### Assignment
Below are some records; write them all out again exactly.

Data about app and page elements:
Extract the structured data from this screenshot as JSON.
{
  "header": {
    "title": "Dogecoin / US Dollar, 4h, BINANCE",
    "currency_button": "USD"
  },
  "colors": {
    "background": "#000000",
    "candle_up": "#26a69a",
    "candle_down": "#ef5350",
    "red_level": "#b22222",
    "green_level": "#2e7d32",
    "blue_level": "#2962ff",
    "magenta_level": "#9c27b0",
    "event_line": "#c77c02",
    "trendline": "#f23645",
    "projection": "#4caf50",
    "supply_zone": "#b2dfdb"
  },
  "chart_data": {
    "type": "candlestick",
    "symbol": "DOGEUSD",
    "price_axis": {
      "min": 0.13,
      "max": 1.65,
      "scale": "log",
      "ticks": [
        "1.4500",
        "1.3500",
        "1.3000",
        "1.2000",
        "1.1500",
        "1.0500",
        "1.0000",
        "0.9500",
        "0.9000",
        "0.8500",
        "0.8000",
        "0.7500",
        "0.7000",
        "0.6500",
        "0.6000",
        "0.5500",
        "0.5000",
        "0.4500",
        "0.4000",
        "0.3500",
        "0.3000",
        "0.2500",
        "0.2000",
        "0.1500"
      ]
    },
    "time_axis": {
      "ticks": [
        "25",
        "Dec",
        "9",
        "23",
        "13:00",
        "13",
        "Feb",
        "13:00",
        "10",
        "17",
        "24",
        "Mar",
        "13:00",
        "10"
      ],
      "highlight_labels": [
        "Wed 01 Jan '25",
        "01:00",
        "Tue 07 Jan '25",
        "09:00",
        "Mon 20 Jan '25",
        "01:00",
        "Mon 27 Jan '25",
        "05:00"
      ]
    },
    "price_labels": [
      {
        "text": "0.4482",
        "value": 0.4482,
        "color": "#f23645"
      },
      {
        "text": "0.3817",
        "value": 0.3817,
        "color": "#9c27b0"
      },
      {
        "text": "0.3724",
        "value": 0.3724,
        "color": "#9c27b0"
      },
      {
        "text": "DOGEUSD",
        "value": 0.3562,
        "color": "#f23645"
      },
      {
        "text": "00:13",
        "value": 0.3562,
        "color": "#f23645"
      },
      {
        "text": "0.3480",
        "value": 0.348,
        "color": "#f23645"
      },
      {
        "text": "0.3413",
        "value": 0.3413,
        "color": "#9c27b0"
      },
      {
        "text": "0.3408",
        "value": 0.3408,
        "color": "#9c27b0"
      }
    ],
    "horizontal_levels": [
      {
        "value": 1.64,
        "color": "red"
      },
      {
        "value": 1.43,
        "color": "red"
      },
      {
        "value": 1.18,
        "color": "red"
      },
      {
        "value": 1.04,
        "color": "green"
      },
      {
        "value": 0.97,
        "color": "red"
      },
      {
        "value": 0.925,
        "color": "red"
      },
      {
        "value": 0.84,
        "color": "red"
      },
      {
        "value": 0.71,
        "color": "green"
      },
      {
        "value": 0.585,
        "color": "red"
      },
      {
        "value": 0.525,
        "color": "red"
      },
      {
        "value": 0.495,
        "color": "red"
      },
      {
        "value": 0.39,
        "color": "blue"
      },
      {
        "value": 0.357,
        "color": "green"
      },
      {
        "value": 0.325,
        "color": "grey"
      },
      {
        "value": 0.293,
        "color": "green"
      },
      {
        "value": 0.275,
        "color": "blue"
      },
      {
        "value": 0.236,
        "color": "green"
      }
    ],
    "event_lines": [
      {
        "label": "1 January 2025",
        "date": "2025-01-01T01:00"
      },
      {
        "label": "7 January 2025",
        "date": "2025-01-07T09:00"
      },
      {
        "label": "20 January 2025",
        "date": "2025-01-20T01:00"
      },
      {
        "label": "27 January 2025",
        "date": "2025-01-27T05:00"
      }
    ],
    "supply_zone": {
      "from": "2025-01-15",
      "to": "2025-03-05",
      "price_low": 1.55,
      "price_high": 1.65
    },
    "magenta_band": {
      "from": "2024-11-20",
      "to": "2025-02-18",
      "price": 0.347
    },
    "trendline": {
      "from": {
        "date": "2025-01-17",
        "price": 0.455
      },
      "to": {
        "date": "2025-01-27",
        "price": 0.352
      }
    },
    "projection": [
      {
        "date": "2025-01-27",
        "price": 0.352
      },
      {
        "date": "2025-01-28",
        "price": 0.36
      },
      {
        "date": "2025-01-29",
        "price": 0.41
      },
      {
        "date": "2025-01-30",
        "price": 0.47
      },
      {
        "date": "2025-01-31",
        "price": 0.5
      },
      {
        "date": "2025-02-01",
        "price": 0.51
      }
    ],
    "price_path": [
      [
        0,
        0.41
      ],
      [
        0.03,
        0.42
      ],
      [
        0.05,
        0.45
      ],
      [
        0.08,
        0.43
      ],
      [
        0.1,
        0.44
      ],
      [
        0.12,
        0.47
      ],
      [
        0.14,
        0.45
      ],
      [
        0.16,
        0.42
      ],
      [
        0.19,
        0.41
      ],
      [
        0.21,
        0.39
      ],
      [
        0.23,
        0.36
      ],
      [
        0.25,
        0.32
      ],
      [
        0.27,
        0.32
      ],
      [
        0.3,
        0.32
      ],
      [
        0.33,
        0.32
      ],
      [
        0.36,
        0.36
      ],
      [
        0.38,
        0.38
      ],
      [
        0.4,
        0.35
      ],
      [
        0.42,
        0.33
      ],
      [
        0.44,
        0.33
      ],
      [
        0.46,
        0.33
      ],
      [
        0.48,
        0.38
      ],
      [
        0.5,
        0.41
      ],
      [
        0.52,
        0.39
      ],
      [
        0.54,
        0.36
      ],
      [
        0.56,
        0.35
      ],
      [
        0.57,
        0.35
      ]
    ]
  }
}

### Answer to this problem
Extract the structured data from this screenshot as JSON.
{
  "header": {
    "title": "Dogecoin / US Dollar, 4h, BINANCE",
    "currency_button": "USD"
  },
  "colors": {
    "background": "#000000",
    "candle_up": "#26a69a",
    "candle_down": "#ef5350",
    "red_level": "#b22222",
    "green_level": "#2e7d32",
    "blue_level": "#2962ff",
    "magenta_level": "#9c27b0",
    "event_line": "#c77c02",
    "trendline": "#f23645",
    "projection": "#4caf50",
    "supply_zone": "#b2dfdb"
  },
  "chart_data": {
    "type": "candlestick",
    "symbol": "DOGEUSD",
    "price_axis": {
      "min": 0.13,
      "max": 1.65,
      "scale": "log",
      "ticks": [
        "1.4500",
        "1.3500",
        "1.3000",
        "1.2000",
        "1.1500",
        "1.0500",
        "1.0000",
        "0.9500",
        "0.9000",
        "0.8500",
        "0.8000",
        "0.7500",
        "0.7000",
        "0.6500",
        "0.6000",
        "0.5500",
        "0.5000",
        "0.4500",
        "0.4000",
        "0.3500",
        "0.3000",
        "0.2500",
        "0.2000",
        "0.1500"
      ]
    },
    "time_axis": {
      "ticks": [
        "25",
        "Dec",
        "9",
        "23",
        "13:00",
        "13",
        "Feb",
        "13:00",
        "10",
        "17",
        "24",
        "Mar",
        "13:00",
        "10"
      ],
      "highlight_labels": [
        "Wed 01 Jan '25",
        "01:00",
        "Tue 07 Jan '25",
        "09:00",
        "Mon 20 Jan '25",
        "01:00",
        "Mon 27 Jan '25",
        "05:00"
      ]
    },
    "price_labels": [
      {
        "text": "0.4482",
        "value": 0.4482,
        "color": "#f23645"
      },
      {
        "text": "0.3817",
        "value": 0.3817,
        "color": "#9c27b0"
      },
      {
        "text": "0.3724",
        "value": 0.3724,
        "color": "#9c27b0"
      },
      {
        "text": "DOGEUSD",
        "value": 0.3562,
        "color": "#f23645"
      },
      {
        "text": "00:13",
        "value": 0.3562,
        "color": "#f23645"
      },
      {
        "text": "0.3480",
        "value": 0.348,
        "color": "#f23645"
      },
      {
        "text": "0.3413",
        "value": 0.3413,
        "color": "#9c27b0"
      },
      {
        "text": "0.3408",
        "value": 0.3408,
        "color": "#9c27b0"
      }
    ],
    "horizontal_levels": [
      {
        "value": 1.64,
        "color": "red"
      },
      {
        "value": 1.43,
        "color": "red"
      },
      {
        "value": 1.18,
        "color": "red"
      },
      {
        "value": 1.04,
        "color": "green"
      },
      {
        "value": 0.97,
        "color": "red"
      },
      {
        "value": 0.925,
        "color": "red"
      },
      {
        "value": 0.84,
        "color": "red"
      },
      {
        "value": 0.71,
        "color": "green"
      },
      {
        "value": 0.585,
        "color": "red"
      },
      {
        "value": 0.525,
        "color": "red"
      },
      {
        "value": 0.495,
        "color": "red"
      },
      {
        "value": 0.39,
        "color": "blue"
      },
      {
        "value": 0.357,
        "color": "green"
      },
      {
        "value": 0.325,
        "color": "grey"
      },
      {
        "value": 0.293,
        "color": "green"
      },
      {
        "value": 0.275,
        "color": "blue"
      },
      {
        "value": 0.236,
        "color": "green"
      }
    ],
    "event_lines": [
      {
        "label": "1 January 2025",
        "date": "2025-01-01T01:00"
      },
      {
        "label": "7 January 2025",
        "date": "2025-01-07T09:00"
      },
      {
        "label": "20 January 2025",
        "date": "2025-01-20T01:00"
      },
      {
        "label": "27 January 2025",
        "date": "2025-01-27T05:00"
      }
    ],
    "supply_zone": {
      "from": "2025-01-15",
      "to": "2025-03-05",
      "price_low": 1.55,
      "price_high": 1.65
    },
    "magenta_band": {
      "from": "2024-11-20",
      "to": "2025-02-18",
      "price": 0.347
    },
    "trendline": {
      "from": {
        "date": "2025-01-17",
        "price": 0.455
      },
      "to": {
        "date": "2025-01-27",
        "price": 0.352
      }
    },
    "projection": [
      {
        "date": "2025-01-27",
        "price": 0.352
      },
      {
        "date": "2025-01-28",
        "price": 0.36
      },
      {
        "date": "2025-01-29",
        "price": 0.41
      },
      {
        "date": "2025-01-30",
        "price": 0.47
      },
      {
        "date": "2025-01-31",
        "price": 0.5
      },
      {
        "date": "2025-02-01",
        "price": 0.51
      }
    ],
    "price_path": [
      [
        0,
        0.41
      ],
      [
        0.03,
        0.42
      ],
      [
        0.05,
        0.45
      ],
      [
        0.08,
        0.43
      ],
      [
        0.1,
        0.44
      ],
      [
        0.12,
        0.47
      ],
      [
        0.14,
        0.45
      ],
      [
        0.16,
        0.42
      ],
      [
        0.19,
        0.41
      ],
      [
        0.21,
        0.39
      ],
      [
        0.23,
        0.36
      ],
      [
        0.25,
        0.32
      ],
      [
        0.27,
        0.32
      ],
      [
        0.3,
        0.32
      ],
      [
        0.33,
        0.32
      ],
      [
        0.36,
        0.36
      ],
      [
        0.38,
        0.38
      ],
      [
        0.4,
        0.35
      ],
      [
        0.42,
        0.33
      ],
      [
        0.44,
        0.33
      ],
      [
        0.46,
        0.33
      ],
      [
        0.48,
        0.38
      ],
      [
        0.5,
        0.41
      ],
      [
        0.52,
        0.39
      ],
      [
        0.54,
        0.36
      ],
      [
        0.56,
        0.35
      ],
      [
        0.57,
        0.35
      ]
    ]
  }
}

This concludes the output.